Al-Qaida's north Africa wing claimed responsibility for Tuesday's double bombing attacks in Algiers in an internet posting.
In a statement posted on a militant web site, al-Qaida's Branch in the Islamic Maghreb said two of its "martyrs" attacked "the headquarters of the international infidels' den" as well as the Algerian constitutional council each with 800 kg of explosives loaded in their cars.
The statement said 60 people were killed in the first attack and 50 in the second.
The two car bombings have claimed at least 67 lives, according to Algerian health ministry source, and the United Nations announced that at least five UN staff members were killed and around 10 were missing in the attacks.

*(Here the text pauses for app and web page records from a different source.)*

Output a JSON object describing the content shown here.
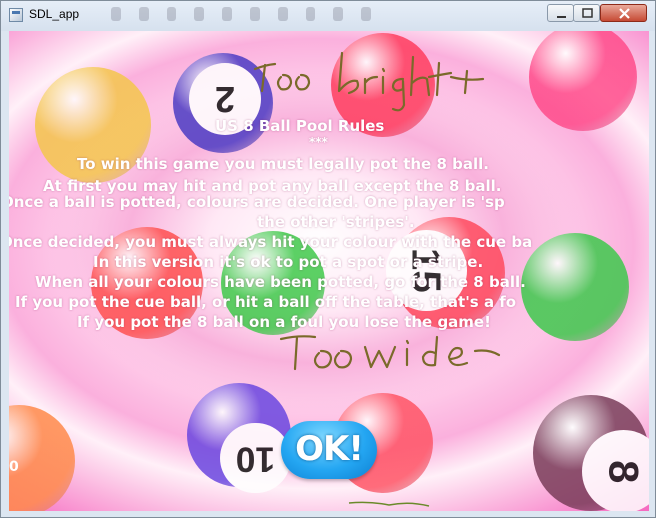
{
  "window": {
    "title": "SDL_app"
  },
  "rules": {
    "heading": "US 8 Ball Pool Rules",
    "stars": "***",
    "lines": [
      "To win this game you must legally pot the 8 ball.",
      "At first you may hit and pot any ball except the 8 ball.",
      "Once a ball is potted, colours are decided. One player is 'sp",
      "the other 'stripes'.",
      "Once decided, you must always hit your colour with the cue ba",
      "In this version it's ok to pot a spot or a stripe.",
      "When all your colours have been potted, go for the 8 ball.",
      "If you pot the cue ball, or hit a ball off the table, that's a fo",
      "If you pot the 8 ball on a foul you lose the game!"
    ]
  },
  "ok_button": {
    "label": "OK!"
  },
  "edge_text": "0",
  "balls": [
    {
      "name": "ball-yellow",
      "color": "#f4c64c",
      "number": ""
    },
    {
      "name": "ball-2-blue",
      "color": "#4d3cc4",
      "number": "2"
    },
    {
      "name": "ball-red-top",
      "color": "#ff3d5e",
      "number": ""
    },
    {
      "name": "ball-pink-right",
      "color": "#ff4b8a",
      "number": ""
    },
    {
      "name": "ball-red-left",
      "color": "#ff5050",
      "number": ""
    },
    {
      "name": "ball-green",
      "color": "#3fc94a",
      "number": ""
    },
    {
      "name": "ball-15-red",
      "color": "#ff4a5e",
      "number": "15"
    },
    {
      "name": "ball-green-right",
      "color": "#3ec84c",
      "number": ""
    },
    {
      "name": "ball-10-purple",
      "color": "#6b47e0",
      "number": "10"
    },
    {
      "name": "ball-red-bottom",
      "color": "#ff5465",
      "number": ""
    },
    {
      "name": "ball-8-dark",
      "color": "#7a3d5a",
      "number": "8"
    },
    {
      "name": "ball-orange-left",
      "color": "#ff8a4a",
      "number": ""
    }
  ],
  "annotations": {
    "top_note": "too bright",
    "middle_note": "Too wide",
    "ink_color": "#7a6a2a"
  }
}
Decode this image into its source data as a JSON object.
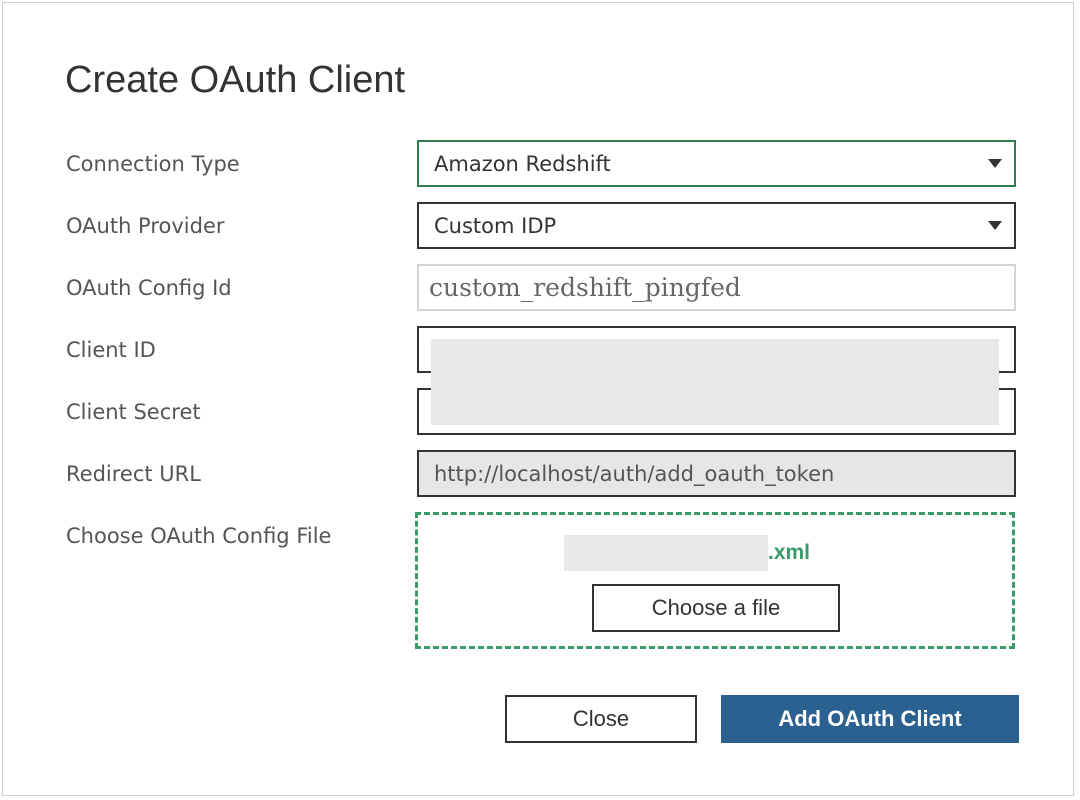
{
  "dialog": {
    "title": "Create OAuth Client"
  },
  "form": {
    "connection_type": {
      "label": "Connection Type",
      "value": "Amazon Redshift"
    },
    "oauth_provider": {
      "label": "OAuth Provider",
      "value": "Custom IDP"
    },
    "oauth_config_id": {
      "label": "OAuth Config Id",
      "value": "custom_redshift_pingfed"
    },
    "client_id": {
      "label": "Client ID"
    },
    "client_secret": {
      "label": "Client Secret"
    },
    "redirect_url": {
      "label": "Redirect URL",
      "value": "http://localhost/auth/add_oauth_token"
    },
    "config_file": {
      "label": "Choose OAuth Config File",
      "file_extension": ".xml",
      "choose_button": "Choose a file"
    }
  },
  "actions": {
    "close": "Close",
    "add": "Add OAuth Client"
  },
  "colors": {
    "primary_button": "#2a6190",
    "focus_border": "#2e7d4f",
    "dropzone_accent": "#3a9a6a"
  }
}
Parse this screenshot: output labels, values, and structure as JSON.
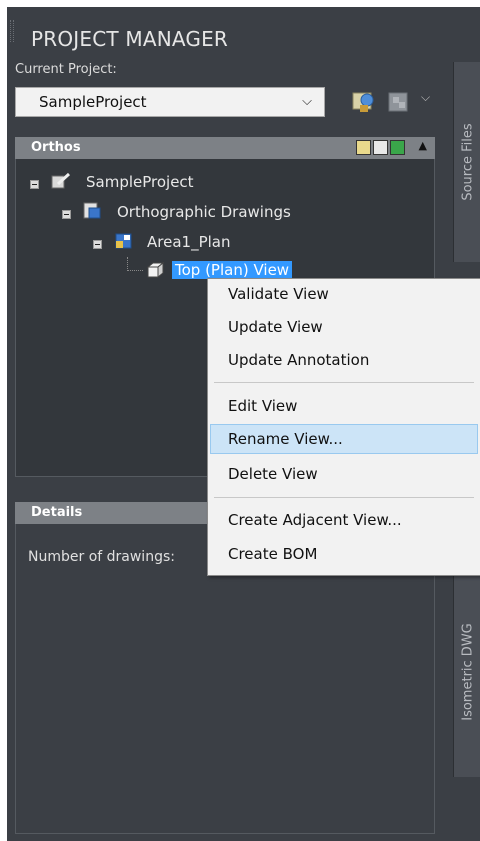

Al-Qaida’s Branch in the Islamic Maghreb was changed into the current name from the Salafist Group for Preaching and Combat (GSPC) early this year, after gaining the approval of Osama bin Laden. The GSPC had stated its aims as establishing an Islamic state within Algeria and targeted Westerners.
The group has claimed responsibility for a number of deadly attacks, including a series of bombings in the Algerian capital on April 11 which killed 33 people.
(Xinhua News Agency December 12, 2007)